    Ms. Marcus,

    The problem is that bullies grow up, by then they have become more versed in what they do, believe me I have experienced it at several different jobs and as an adult in college. I am experiencing it at this time while working and doing getting my graduate degree. It is still the same thing, but as adults they call it "harrassment". Bullying and harassment both cause the same symptoms and sometimes the same end results. When I complete my degree, this is a topic that I wish to speak to. I am a social worker by degree, and it is the very field that I am in, that has casued me so much harm.

  • Comment Link Monday, 15 October 2012 01:51 posted by Amy Marcus

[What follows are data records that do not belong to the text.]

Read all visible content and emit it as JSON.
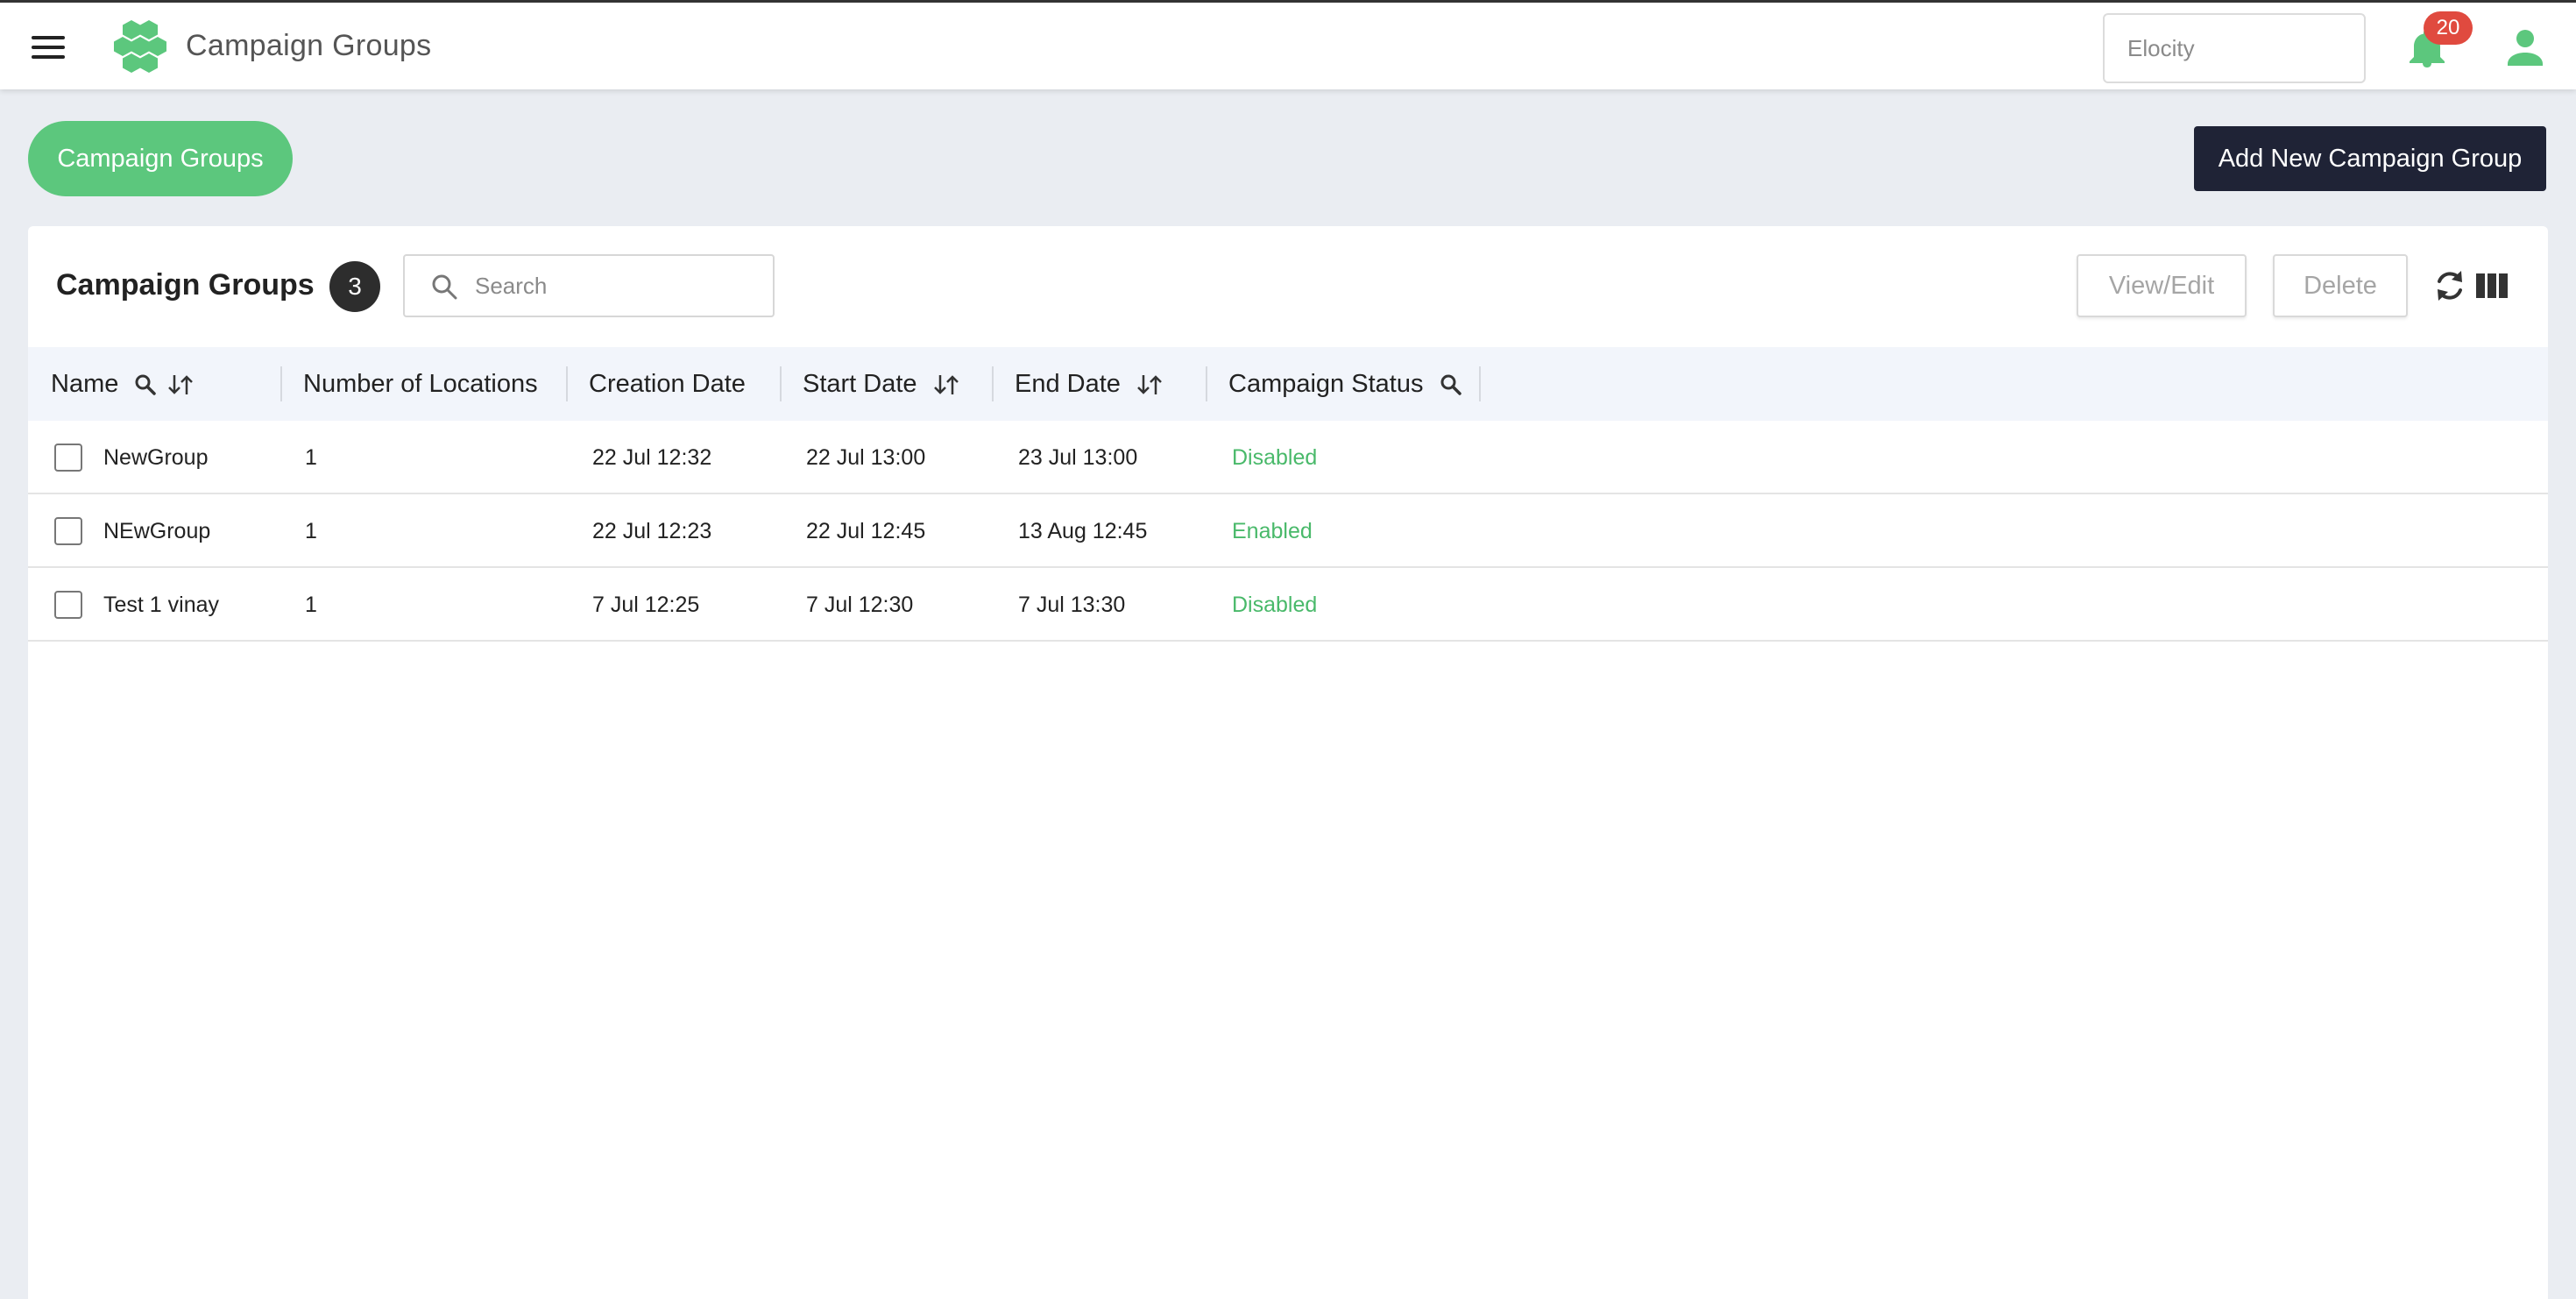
{
  "header": {
    "app_title": "Campaign Groups",
    "tenant_placeholder": "Elocity",
    "notification_count": "20",
    "accent_color": "#5cc77d"
  },
  "subheader": {
    "breadcrumb_label": "Campaign Groups",
    "add_button_label": "Add New Campaign Group"
  },
  "card": {
    "title": "Campaign Groups",
    "count": "3",
    "search_placeholder": "Search",
    "view_edit_label": "View/Edit",
    "delete_label": "Delete"
  },
  "table": {
    "columns": [
      {
        "label": "Name",
        "searchable": true,
        "sortable": true
      },
      {
        "label": "Number of Locations",
        "searchable": false,
        "sortable": false
      },
      {
        "label": "Creation Date",
        "searchable": false,
        "sortable": false
      },
      {
        "label": "Start Date",
        "searchable": false,
        "sortable": true
      },
      {
        "label": "End Date",
        "searchable": false,
        "sortable": true
      },
      {
        "label": "Campaign Status",
        "searchable": true,
        "sortable": false
      }
    ],
    "rows": [
      {
        "name": "NewGroup",
        "locations": "1",
        "created": "22 Jul 12:32",
        "start": "22 Jul 13:00",
        "end": "23 Jul 13:00",
        "status": "Disabled"
      },
      {
        "name": "NEwGroup",
        "locations": "1",
        "created": "22 Jul 12:23",
        "start": "22 Jul 12:45",
        "end": "13 Aug 12:45",
        "status": "Enabled"
      },
      {
        "name": "Test 1 vinay",
        "locations": "1",
        "created": "7 Jul 12:25",
        "start": "7 Jul 12:30",
        "end": "7 Jul 13:30",
        "status": "Disabled"
      }
    ]
  }
}
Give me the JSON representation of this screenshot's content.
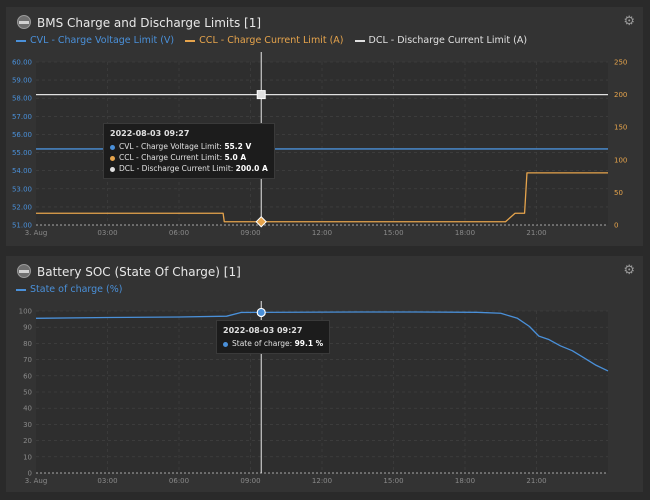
{
  "colors": {
    "cvl": "#4a90d9",
    "ccl": "#e6a44c",
    "dcl": "#e0e0e0",
    "soc": "#4a90d9"
  },
  "panel1": {
    "title": "BMS Charge and Discharge Limits [1]",
    "icon": "gear-icon",
    "legend": [
      {
        "label": "CVL - Charge Voltage Limit (V)",
        "color": "#4a90d9"
      },
      {
        "label": "CCL - Charge Current Limit (A)",
        "color": "#e6a44c"
      },
      {
        "label": "DCL - Discharge Current Limit (A)",
        "color": "#e0e0e0"
      }
    ],
    "tooltip": {
      "title": "2022-08-03 09:27",
      "rows": [
        {
          "label": "CVL - Charge Voltage Limit: ",
          "value": "55.2 V"
        },
        {
          "label": "CCL - Charge Current Limit: ",
          "value": "5.0 A"
        },
        {
          "label": "DCL - Discharge Current Limit: ",
          "value": "200.0 A"
        }
      ]
    }
  },
  "panel2": {
    "title": "Battery SOC (State Of Charge) [1]",
    "icon": "gear-icon",
    "legend": [
      {
        "label": "State of charge (%)",
        "color": "#4a90d9"
      }
    ],
    "tooltip": {
      "title": "2022-08-03 09:27",
      "rows": [
        {
          "label": "State of charge: ",
          "value": "99.1 %"
        }
      ]
    }
  },
  "chart_data": [
    {
      "type": "line",
      "title": "BMS Charge and Discharge Limits [1]",
      "xticks": [
        "3. Aug",
        "03:00",
        "06:00",
        "09:00",
        "12:00",
        "15:00",
        "18:00",
        "21:00"
      ],
      "xlim_hours": [
        0,
        24
      ],
      "ylim_left": [
        51,
        60
      ],
      "yticks_left": [
        "51.00",
        "52.00",
        "53.00",
        "54.00",
        "55.00",
        "56.00",
        "57.00",
        "58.00",
        "59.00",
        "60.00"
      ],
      "ylim_right": [
        0,
        250
      ],
      "yticks_right": [
        "0",
        "50",
        "100",
        "150",
        "200",
        "250"
      ],
      "crosshair_hour": 9.45,
      "series": [
        {
          "name": "CVL - Charge Voltage Limit (V)",
          "axis": "left",
          "color": "#4a90d9",
          "points": [
            [
              0,
              55.2
            ],
            [
              24,
              55.2
            ]
          ]
        },
        {
          "name": "CCL - Charge Current Limit (A)",
          "axis": "right",
          "color": "#e6a44c",
          "points": [
            [
              0,
              18
            ],
            [
              7.85,
              18
            ],
            [
              7.9,
              5
            ],
            [
              19.7,
              5
            ],
            [
              20.1,
              18
            ],
            [
              20.5,
              18
            ],
            [
              20.6,
              80
            ],
            [
              24,
              80
            ]
          ]
        },
        {
          "name": "DCL - Discharge Current Limit (A)",
          "axis": "right",
          "color": "#e0e0e0",
          "points": [
            [
              0,
              200
            ],
            [
              24,
              200
            ]
          ]
        }
      ],
      "markers": [
        {
          "axis": "left",
          "x": 9.45,
          "y": 55.2,
          "color": "#4a90d9",
          "shape": "circle"
        },
        {
          "axis": "right",
          "x": 9.45,
          "y": 5,
          "color": "#e6a44c",
          "shape": "diamond"
        },
        {
          "axis": "right",
          "x": 9.45,
          "y": 200,
          "color": "#e0e0e0",
          "shape": "square"
        }
      ]
    },
    {
      "type": "line",
      "title": "Battery SOC (State Of Charge) [1]",
      "xticks": [
        "3. Aug",
        "03:00",
        "06:00",
        "09:00",
        "12:00",
        "15:00",
        "18:00",
        "21:00"
      ],
      "xlim_hours": [
        0,
        24
      ],
      "ylim": [
        0,
        100
      ],
      "yticks": [
        "0",
        "10",
        "20",
        "30",
        "40",
        "50",
        "60",
        "70",
        "80",
        "90",
        "100"
      ],
      "crosshair_hour": 9.45,
      "series": [
        {
          "name": "State of charge (%)",
          "color": "#4a90d9",
          "points": [
            [
              0,
              95.5
            ],
            [
              3,
              96
            ],
            [
              6,
              96.3
            ],
            [
              8,
              96.8
            ],
            [
              8.6,
              99.1
            ],
            [
              12,
              99.3
            ],
            [
              13.5,
              99.4
            ],
            [
              16,
              99.4
            ],
            [
              18.5,
              99.2
            ],
            [
              19.5,
              98.6
            ],
            [
              20.2,
              95.5
            ],
            [
              20.7,
              90.5
            ],
            [
              21.1,
              84.5
            ],
            [
              21.5,
              82.5
            ],
            [
              22,
              78.5
            ],
            [
              22.5,
              75.5
            ],
            [
              23,
              71
            ],
            [
              23.5,
              66.5
            ],
            [
              24,
              63
            ]
          ]
        }
      ],
      "markers": [
        {
          "x": 9.45,
          "y": 99.1,
          "color": "#4a90d9",
          "shape": "circle"
        }
      ]
    }
  ]
}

    This article comes across as almost too simplististic of a way to help bullied youth. By the time these kids arrive in my practice they have been targeted far too long and are quite affected by consistent feelings of anxiety at school. Some are depressed as well. I feel the article doesn't address some of the more long term implications of bullying including the process of trusting the therapist, who may be viewed as yet another adult who says the "wrong things" and can't help them.